The historian noted that on Oct. 24, 1770, Hospital de San Rafael (which had a rector and an administrator, plus a medical organization: doctor, surgeon, apothecary, doorman, cook, and servants) opened, and the first burial took place days later, on Nov. 2. “It was the first public cemetery to serve San Miguel and its jurisdiction, as well as the people who traveled the Camino Real de Tierra Adentro. That is why it accommodated people from so many places.” This cemetery operated for 200 years, from 1770-1970 (it functioned for 20 more years after the inauguration of Nuestra Señora de Guadalupe), and was handed over by the church to the civil administration.
Cruz said that by 1785 San Miguel already had a total of 15,000 inhabitants. It was then that the first drought occurred, followed by famine, and then the plague.
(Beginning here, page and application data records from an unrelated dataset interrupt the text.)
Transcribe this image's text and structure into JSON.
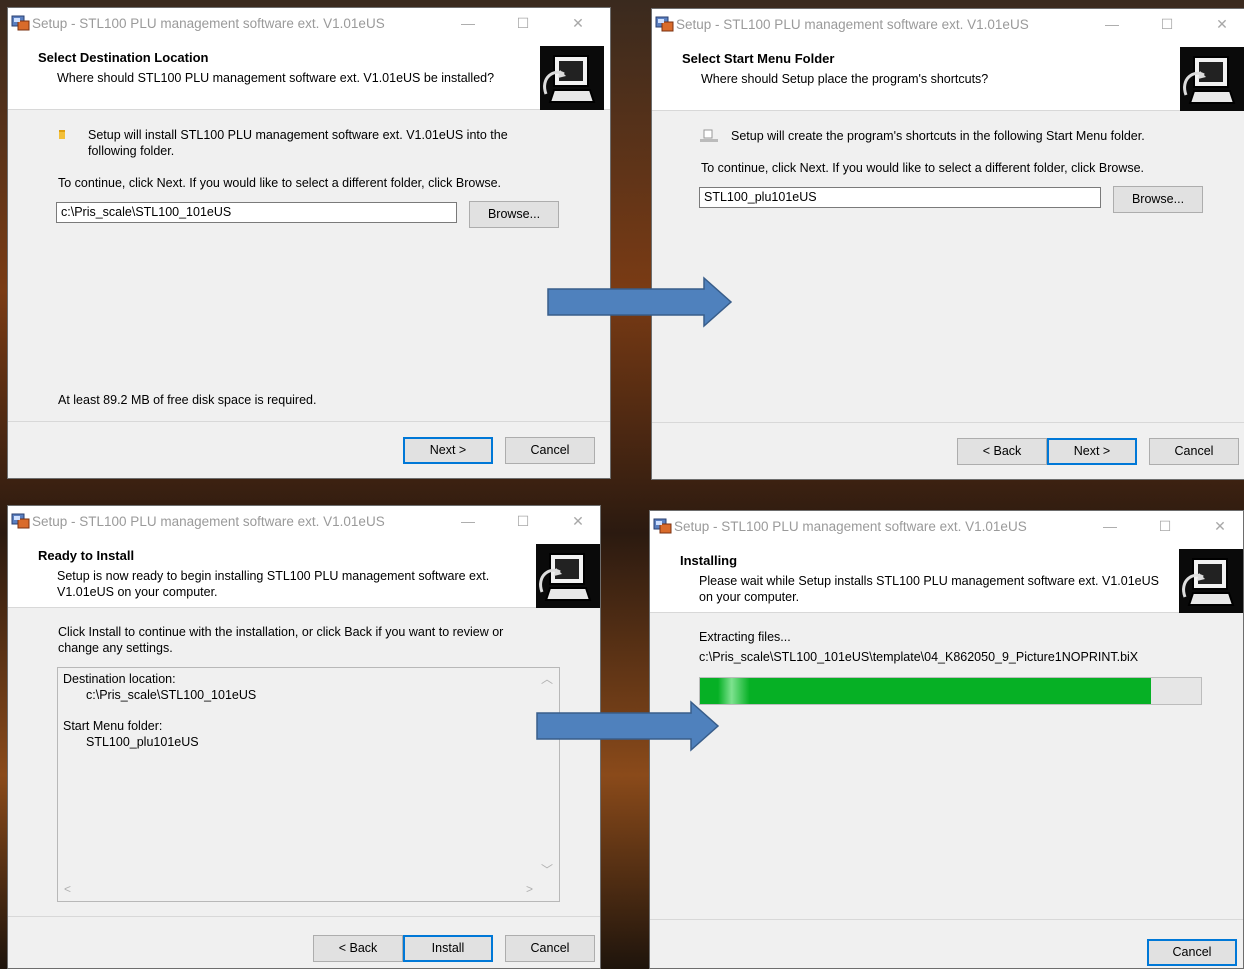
{
  "app_title": "Setup - STL100 PLU management software ext.  V1.01eUS",
  "colors": {
    "accent": "#0078d7",
    "progress_green": "#06b025",
    "arrow_fill": "#4f81bd",
    "arrow_stroke": "#385d8a"
  },
  "dialogs": {
    "destination": {
      "title": "Select Destination Location",
      "subtitle": "Where should STL100 PLU management software ext.  V1.01eUS be installed?",
      "info": "Setup will install STL100 PLU management software ext.  V1.01eUS into the following folder.",
      "instruction": "To continue, click Next. If you would like to select a different folder, click Browse.",
      "path_value": "c:\\Pris_scale\\STL100_101eUS",
      "browse_label": "Browse...",
      "disk_space": "At least 89.2 MB of free disk space is required.",
      "next_label": "Next >",
      "cancel_label": "Cancel"
    },
    "start_menu": {
      "title": "Select Start Menu Folder",
      "subtitle": "Where should Setup place the program's shortcuts?",
      "info": "Setup will create the program's shortcuts in the following Start Menu folder.",
      "instruction": "To continue, click Next. If you would like to select a different folder, click Browse.",
      "folder_value": "STL100_plu101eUS",
      "browse_label": "Browse...",
      "back_label": "< Back",
      "next_label": "Next >",
      "cancel_label": "Cancel"
    },
    "ready": {
      "title": "Ready to Install",
      "subtitle": "Setup is now ready to begin installing STL100 PLU management software ext.  V1.01eUS on your computer.",
      "instruction": "Click Install to continue with the installation, or click Back if you want to review or change any settings.",
      "dest_label": "Destination location:",
      "dest_value": "c:\\Pris_scale\\STL100_101eUS",
      "menu_label": "Start Menu folder:",
      "menu_value": "STL100_plu101eUS",
      "back_label": "< Back",
      "install_label": "Install",
      "cancel_label": "Cancel"
    },
    "installing": {
      "title": "Installing",
      "subtitle": "Please wait while Setup installs STL100 PLU management software ext.  V1.01eUS on your computer.",
      "status": "Extracting files...",
      "current_file": "c:\\Pris_scale\\STL100_101eUS\\template\\04_K862050_9_Picture1NOPRINT.biX",
      "progress_percent": 90,
      "cancel_label": "Cancel"
    }
  },
  "icons": {
    "app": "setup-app-icon",
    "header": "computer-install-icon",
    "folder": "folder-icon",
    "shortcut": "start-menu-folder-icon",
    "minimize": "minimize-icon",
    "maximize": "maximize-icon",
    "close": "close-icon",
    "arrow": "right-arrow-icon"
  }
}
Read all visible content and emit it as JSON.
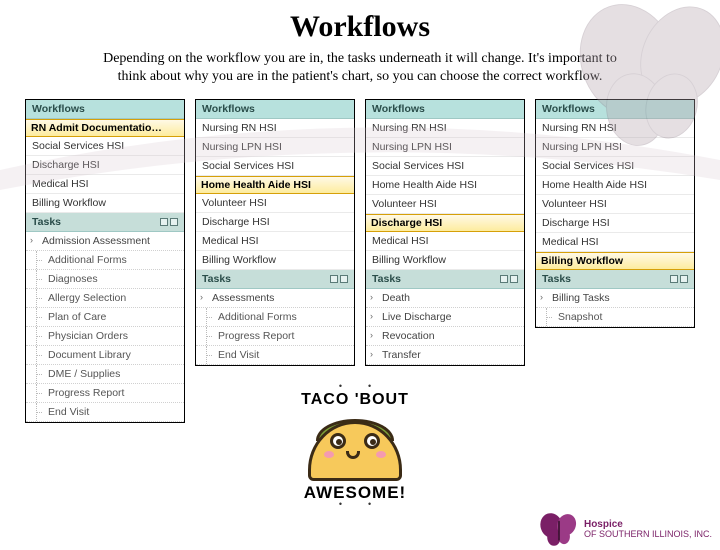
{
  "title": "Workflows",
  "subtitle": "Depending on the workflow you are in, the tasks underneath it will change. It's important to think about why you are in the patient's chart, so you can choose the correct workflow.",
  "labels": {
    "workflows": "Workflows",
    "tasks": "Tasks"
  },
  "panels": [
    {
      "workflows": [
        {
          "label": "RN Admit Documentatio…",
          "selected": true
        },
        {
          "label": "Social Services HSI"
        },
        {
          "label": "Discharge HSI"
        },
        {
          "label": "Medical HSI"
        },
        {
          "label": "Billing Workflow"
        }
      ],
      "tasks": [
        {
          "label": "Admission Assessment",
          "type": "caret"
        },
        {
          "label": "Additional Forms",
          "type": "sub"
        },
        {
          "label": "Diagnoses",
          "type": "sub"
        },
        {
          "label": "Allergy Selection",
          "type": "sub"
        },
        {
          "label": "Plan of Care",
          "type": "sub"
        },
        {
          "label": "Physician Orders",
          "type": "sub"
        },
        {
          "label": "Document Library",
          "type": "sub"
        },
        {
          "label": "DME / Supplies",
          "type": "sub"
        },
        {
          "label": "Progress Report",
          "type": "sub"
        },
        {
          "label": "End Visit",
          "type": "sub"
        }
      ]
    },
    {
      "workflows": [
        {
          "label": "Nursing RN HSI"
        },
        {
          "label": "Nursing LPN HSI"
        },
        {
          "label": "Social Services HSI"
        },
        {
          "label": "Home Health Aide HSI",
          "selected": true
        },
        {
          "label": "Volunteer HSI"
        },
        {
          "label": "Discharge HSI"
        },
        {
          "label": "Medical HSI"
        },
        {
          "label": "Billing Workflow"
        }
      ],
      "tasks": [
        {
          "label": "Assessments",
          "type": "caret"
        },
        {
          "label": "Additional Forms",
          "type": "sub"
        },
        {
          "label": "Progress Report",
          "type": "sub"
        },
        {
          "label": "End Visit",
          "type": "sub"
        }
      ]
    },
    {
      "workflows": [
        {
          "label": "Nursing RN HSI"
        },
        {
          "label": "Nursing LPN HSI"
        },
        {
          "label": "Social Services HSI"
        },
        {
          "label": "Home Health Aide HSI"
        },
        {
          "label": "Volunteer HSI"
        },
        {
          "label": "Discharge HSI",
          "selected": true
        },
        {
          "label": "Medical HSI"
        },
        {
          "label": "Billing Workflow"
        }
      ],
      "tasks": [
        {
          "label": "Death",
          "type": "caret"
        },
        {
          "label": "Live Discharge",
          "type": "caret"
        },
        {
          "label": "Revocation",
          "type": "caret"
        },
        {
          "label": "Transfer",
          "type": "caret"
        }
      ]
    },
    {
      "workflows": [
        {
          "label": "Nursing RN HSI"
        },
        {
          "label": "Nursing LPN HSI"
        },
        {
          "label": "Social Services HSI"
        },
        {
          "label": "Home Health Aide HSI"
        },
        {
          "label": "Volunteer HSI"
        },
        {
          "label": "Discharge HSI"
        },
        {
          "label": "Medical HSI"
        },
        {
          "label": "Billing Workflow",
          "selected": true
        }
      ],
      "tasks": [
        {
          "label": "Billing Tasks",
          "type": "caret"
        },
        {
          "label": "Snapshot",
          "type": "sub"
        }
      ]
    }
  ],
  "taco": {
    "top": "TACO 'BOUT",
    "bottom": "AWESOME!"
  },
  "logo": {
    "name": "Hospice",
    "sub": "OF SOUTHERN ILLINOIS, INC."
  },
  "colors": {
    "brand": "#7a1f66"
  }
}
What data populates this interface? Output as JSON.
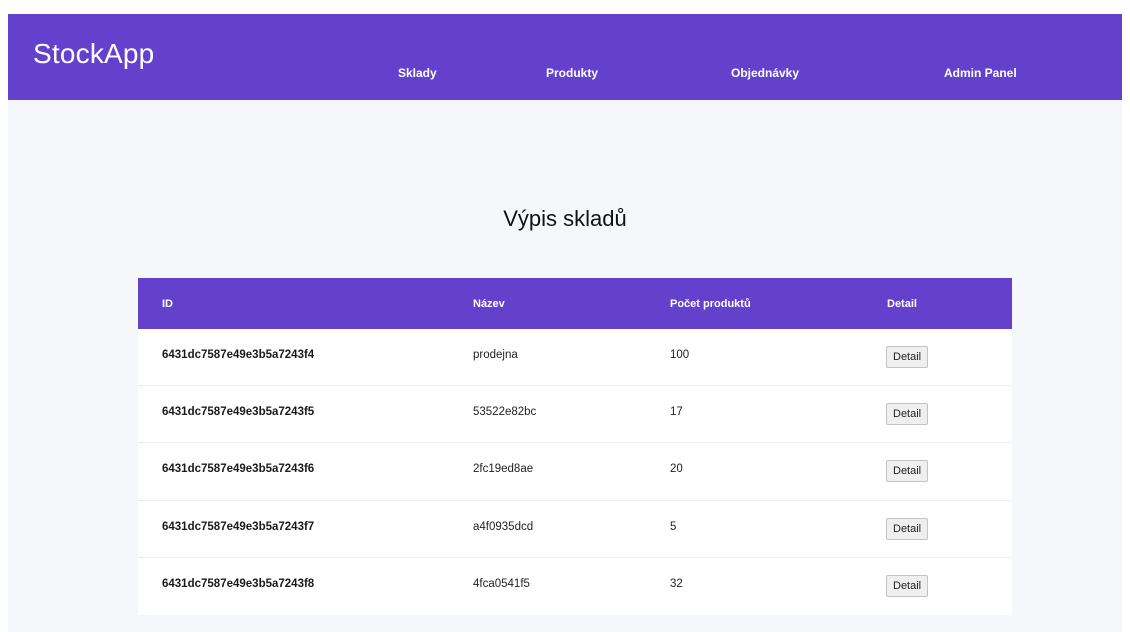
{
  "header": {
    "brand": "StockApp",
    "nav": [
      "Sklady",
      "Produkty",
      "Objednávky",
      "Admin Panel"
    ]
  },
  "page": {
    "title": "Výpis skladů"
  },
  "table": {
    "columns": [
      "ID",
      "Název",
      "Počet produktů",
      "Detail"
    ],
    "rows": [
      {
        "id": "6431dc7587e49e3b5a7243f4",
        "name": "prodejna",
        "count": "100",
        "action": "Detail"
      },
      {
        "id": "6431dc7587e49e3b5a7243f5",
        "name": "53522e82bc",
        "count": "17",
        "action": "Detail"
      },
      {
        "id": "6431dc7587e49e3b5a7243f6",
        "name": "2fc19ed8ae",
        "count": "20",
        "action": "Detail"
      },
      {
        "id": "6431dc7587e49e3b5a7243f7",
        "name": "a4f0935dcd",
        "count": "5",
        "action": "Detail"
      },
      {
        "id": "6431dc7587e49e3b5a7243f8",
        "name": "4fca0541f5",
        "count": "32",
        "action": "Detail"
      }
    ]
  },
  "colors": {
    "accent": "#6441cc",
    "background": "#f6f7fb"
  }
}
But it was the armed period of independence and the subsequent years that brought more burials to the San Juan de Dios (or San Rafael) cemetery.
In an in-depth study of the San Rafael Hospital as well as its church and cemetery, Cruz learned that the cholera epidemic between 1830 and 1833 left about 9,000 dead. “When there was no longer enough land the dead were interred in the walls. The [dead] were from San Miguel and the surrounding region.”
Meanwhile, civil documents Cruz found record that the Spanish flu (between June 1918 and June 1919) killed 1,967 people—889 men and 1,078 women. “I counted the death certificates one by one. At that time they registered the cause of death; this was not the case before, that information was not even recorded in the hospital books. Up to five people a day died.” Furthermore, Cruz said that according to oral chronicles, people also arrived at the cemetery with corpses loaded on wheelbarrows to bury them in mass graves, “It is a conservative figure. Only the ones who went to church for the last sacrament were recorded.”